If you do, keep it simple, don’t let strong, sweet or otherwise exotic flavours detract from the pasta and sauce.
People have asked about how I dress salads. Here’s how.
BASIC SALAD DRESSING 1.
Good extra vergine olive oil
BASIC SALAD DRESSING 2.
Six parts good extra vergine olive oil to one part aged balsamic vinegar.
BASIC SALAD DRESSING 3.
Six parts good extra vergine olive oil to one part lemon juice. Add chopped fresh herbs, to taste.
Four parts good extra vergine olive oil to one part white wine or cider vinegar.
MY STICKY DRESSING
4 parts Hellman’s mayonnaise
1 part wholegrain mustard
1 part honey
1 part wine vinegar
You can make this in quantity.
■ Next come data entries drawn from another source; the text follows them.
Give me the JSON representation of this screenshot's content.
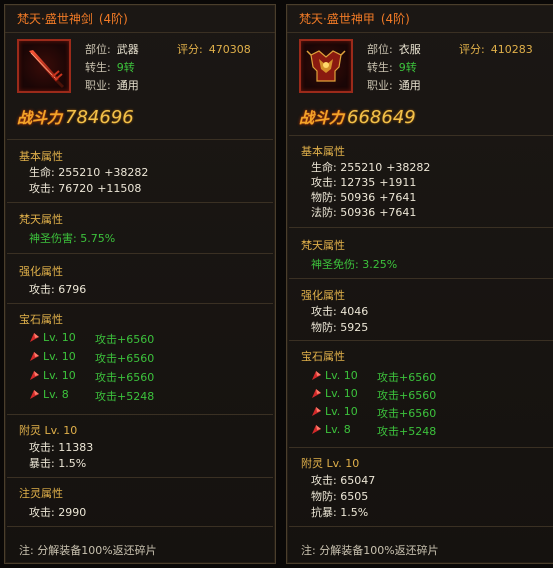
{
  "left": {
    "title": "梵天·盛世神剑",
    "tier": "(4阶)",
    "icon": "sword-icon",
    "meta": {
      "slot_label": "部位:",
      "slot_value": "武器",
      "rebirth_label": "转生:",
      "rebirth_value": "9转",
      "job_label": "职业:",
      "job_value": "通用",
      "score_label": "评分:",
      "score_value": "470308"
    },
    "power_label": "战斗力",
    "power_value": "784696",
    "basic": {
      "title": "基本属性",
      "lines": [
        {
          "text": "生命: 255210",
          "plus": "+38282"
        },
        {
          "text": "攻击: 76720",
          "plus": "+11508"
        }
      ]
    },
    "fantian": {
      "title": "梵天属性",
      "line": "神圣伤害: 5.75%"
    },
    "enhance": {
      "title": "强化属性",
      "lines": [
        "攻击: 6796"
      ]
    },
    "gem": {
      "title": "宝石属性",
      "items": [
        {
          "lv": "Lv. 10",
          "val": "攻击+6560"
        },
        {
          "lv": "Lv. 10",
          "val": "攻击+6560"
        },
        {
          "lv": "Lv. 10",
          "val": "攻击+6560"
        },
        {
          "lv": "Lv. 8",
          "val": "攻击+5248"
        }
      ]
    },
    "spirit": {
      "title": "附灵 Lv. 10",
      "lines": [
        "攻击: 11383",
        "暴击: 1.5%"
      ]
    },
    "infuse": {
      "title": "注灵属性",
      "lines": [
        "攻击: 2990"
      ]
    },
    "note": "注: 分解装备100%返还碎片"
  },
  "right": {
    "title": "梵天·盛世神甲",
    "tier": "(4阶)",
    "icon": "armor-icon",
    "meta": {
      "slot_label": "部位:",
      "slot_value": "衣服",
      "rebirth_label": "转生:",
      "rebirth_value": "9转",
      "job_label": "职业:",
      "job_value": "通用",
      "score_label": "评分:",
      "score_value": "410283"
    },
    "power_label": "战斗力",
    "power_value": "668649",
    "basic": {
      "title": "基本属性",
      "lines": [
        {
          "text": "生命: 255210",
          "plus": "+38282"
        },
        {
          "text": "攻击: 12735",
          "plus": "+1911"
        },
        {
          "text": "物防: 50936",
          "plus": "+7641"
        },
        {
          "text": "法防: 50936",
          "plus": "+7641"
        }
      ]
    },
    "fantian": {
      "title": "梵天属性",
      "line": "神圣免伤: 3.25%"
    },
    "enhance": {
      "title": "强化属性",
      "lines": [
        "攻击: 4046",
        "物防: 5925"
      ]
    },
    "gem": {
      "title": "宝石属性",
      "items": [
        {
          "lv": "Lv. 10",
          "val": "攻击+6560"
        },
        {
          "lv": "Lv. 10",
          "val": "攻击+6560"
        },
        {
          "lv": "Lv. 10",
          "val": "攻击+6560"
        },
        {
          "lv": "Lv. 8",
          "val": "攻击+5248"
        }
      ]
    },
    "spirit": {
      "title": "附灵 Lv. 10",
      "lines": [
        "攻击: 65047",
        "物防: 6505",
        "抗暴: 1.5%"
      ]
    },
    "note": "注: 分解装备100%返还碎片"
  }
}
It will keep, in a jar in the fridge, for up to two weeks.
If you like garlic in salad dressings (I can take it or leave it, although I use it copiously in cooked food) cut a clove in two and rub it round the inside of the salad bowl, you get a much fresher, more fragrant aroma than if you bung garlic in the jar of dressing.
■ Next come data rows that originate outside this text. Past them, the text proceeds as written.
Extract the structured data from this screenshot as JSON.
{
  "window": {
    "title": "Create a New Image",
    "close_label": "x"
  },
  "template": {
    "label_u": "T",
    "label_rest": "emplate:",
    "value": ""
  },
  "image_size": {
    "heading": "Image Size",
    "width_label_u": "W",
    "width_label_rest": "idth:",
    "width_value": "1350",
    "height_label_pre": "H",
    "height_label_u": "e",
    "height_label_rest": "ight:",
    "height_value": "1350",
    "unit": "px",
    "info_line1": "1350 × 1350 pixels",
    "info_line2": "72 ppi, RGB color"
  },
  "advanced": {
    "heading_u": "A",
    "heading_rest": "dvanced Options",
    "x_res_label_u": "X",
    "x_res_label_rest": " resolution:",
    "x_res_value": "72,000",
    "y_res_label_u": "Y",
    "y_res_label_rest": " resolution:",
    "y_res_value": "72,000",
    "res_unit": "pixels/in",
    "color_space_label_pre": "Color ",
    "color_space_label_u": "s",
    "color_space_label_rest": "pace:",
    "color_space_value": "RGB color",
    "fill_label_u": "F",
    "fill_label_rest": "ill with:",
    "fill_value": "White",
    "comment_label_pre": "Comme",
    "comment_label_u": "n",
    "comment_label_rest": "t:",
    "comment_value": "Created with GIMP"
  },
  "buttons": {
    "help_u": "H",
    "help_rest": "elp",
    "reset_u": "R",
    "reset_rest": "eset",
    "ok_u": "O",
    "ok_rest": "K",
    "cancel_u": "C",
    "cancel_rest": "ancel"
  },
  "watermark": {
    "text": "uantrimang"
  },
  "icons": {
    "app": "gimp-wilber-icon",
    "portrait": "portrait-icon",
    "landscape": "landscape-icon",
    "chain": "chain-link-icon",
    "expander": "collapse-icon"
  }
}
No salad or cooked dish is improved by carpet bombing it with the most pungent of herbs except the legendary Norman forty-clove chicken where to use thirty-nine would be cheating!
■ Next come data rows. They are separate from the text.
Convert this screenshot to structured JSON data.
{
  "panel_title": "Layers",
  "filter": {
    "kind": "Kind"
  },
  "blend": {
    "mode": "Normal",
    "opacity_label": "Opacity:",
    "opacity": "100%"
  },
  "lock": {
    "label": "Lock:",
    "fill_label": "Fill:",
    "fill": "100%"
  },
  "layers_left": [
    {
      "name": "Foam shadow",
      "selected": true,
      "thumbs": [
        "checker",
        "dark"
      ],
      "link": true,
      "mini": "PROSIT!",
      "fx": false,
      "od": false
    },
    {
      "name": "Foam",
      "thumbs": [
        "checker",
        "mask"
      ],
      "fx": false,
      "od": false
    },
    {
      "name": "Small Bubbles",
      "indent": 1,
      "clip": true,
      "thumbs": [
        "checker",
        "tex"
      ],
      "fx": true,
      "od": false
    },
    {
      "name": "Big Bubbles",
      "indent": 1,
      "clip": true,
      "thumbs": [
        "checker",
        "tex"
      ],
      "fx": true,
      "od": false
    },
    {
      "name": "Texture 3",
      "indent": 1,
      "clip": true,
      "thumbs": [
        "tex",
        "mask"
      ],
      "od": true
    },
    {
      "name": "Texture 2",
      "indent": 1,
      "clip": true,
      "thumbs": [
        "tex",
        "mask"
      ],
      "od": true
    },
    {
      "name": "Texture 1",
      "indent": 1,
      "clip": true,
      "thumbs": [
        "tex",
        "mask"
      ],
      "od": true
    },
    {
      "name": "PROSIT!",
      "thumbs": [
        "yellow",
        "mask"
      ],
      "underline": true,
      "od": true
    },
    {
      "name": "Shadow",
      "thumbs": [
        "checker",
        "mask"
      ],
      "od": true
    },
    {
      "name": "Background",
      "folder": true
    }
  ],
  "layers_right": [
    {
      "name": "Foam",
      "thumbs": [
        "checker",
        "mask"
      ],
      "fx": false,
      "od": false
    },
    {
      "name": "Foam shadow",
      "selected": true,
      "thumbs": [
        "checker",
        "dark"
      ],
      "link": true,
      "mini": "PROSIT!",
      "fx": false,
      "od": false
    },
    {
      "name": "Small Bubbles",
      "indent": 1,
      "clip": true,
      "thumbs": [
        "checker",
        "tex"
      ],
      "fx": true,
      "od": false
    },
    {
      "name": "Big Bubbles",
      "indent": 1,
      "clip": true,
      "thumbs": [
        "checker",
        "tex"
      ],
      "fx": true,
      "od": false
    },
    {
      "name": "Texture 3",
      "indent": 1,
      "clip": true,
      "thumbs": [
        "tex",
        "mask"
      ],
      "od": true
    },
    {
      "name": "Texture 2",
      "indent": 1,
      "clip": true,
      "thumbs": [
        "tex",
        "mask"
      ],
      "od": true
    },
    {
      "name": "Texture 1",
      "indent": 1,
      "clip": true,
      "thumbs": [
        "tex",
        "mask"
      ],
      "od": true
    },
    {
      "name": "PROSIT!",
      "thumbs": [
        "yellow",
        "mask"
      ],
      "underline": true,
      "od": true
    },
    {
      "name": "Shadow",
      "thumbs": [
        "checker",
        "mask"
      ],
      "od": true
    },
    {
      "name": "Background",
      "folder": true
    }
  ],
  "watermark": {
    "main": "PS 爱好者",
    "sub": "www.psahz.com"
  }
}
Chuck out your garlic press, if you have one. It’s easy to pick garlic out of the pan or dish if you think enough is enough. Use a garlic press and you lose one of the most important elements in cooking – control.